- _WHAT YOU ARE ASKED TO DO_: Return each line of the records below that contains the word "condition".

Dataset rows describing interfaces:
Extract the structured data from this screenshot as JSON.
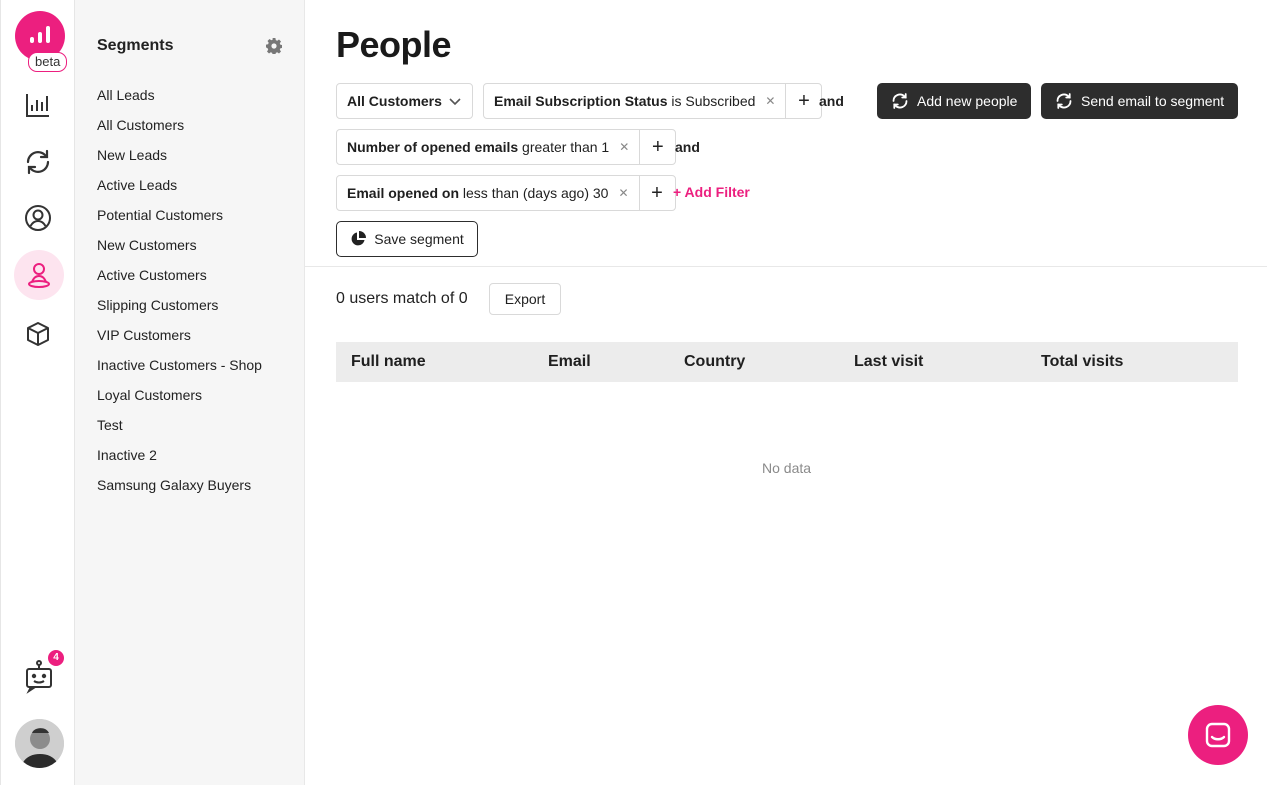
{
  "brand": {
    "accent": "#ec1f7f",
    "dark_button": "#2d2d2d",
    "badge_label": "beta"
  },
  "rail": {
    "icons": [
      "chart-icon",
      "refresh-icon",
      "user-circle-icon",
      "person-pin-icon",
      "box-icon"
    ],
    "active_icon": "person-pin-icon",
    "notification_count": "4"
  },
  "sidebar": {
    "title": "Segments",
    "items": [
      "All Leads",
      "All Customers",
      "New Leads",
      "Active Leads",
      "Potential Customers",
      "New Customers",
      "Active Customers",
      "Slipping Customers",
      "VIP Customers",
      "Inactive Customers - Shop",
      "Loyal Customers",
      "Test",
      "Inactive 2",
      "Samsung Galaxy Buyers"
    ]
  },
  "main": {
    "title": "People",
    "segment_select": "All Customers",
    "filters": [
      {
        "field": "Email Subscription Status",
        "condition": "is Subscribed"
      },
      {
        "field": "Number of opened emails",
        "condition": "greater than 1"
      },
      {
        "field": "Email opened on",
        "condition": "less than (days ago) 30"
      }
    ],
    "and_label": "and",
    "add_filter_label": "+ Add Filter",
    "add_people_label": "Add new people",
    "send_email_label": "Send email to segment",
    "save_segment_label": "Save segment",
    "match_text": "0 users match of 0",
    "export_label": "Export",
    "table": {
      "columns": [
        "Full name",
        "Email",
        "Country",
        "Last visit",
        "Total visits"
      ],
      "rows": [],
      "empty_text": "No data"
    }
  }
}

- _TASK RESPONSE_:
        "condition": "is Subscribed"
        "condition": "greater than 1"
        "condition": "less than (days ago) 30"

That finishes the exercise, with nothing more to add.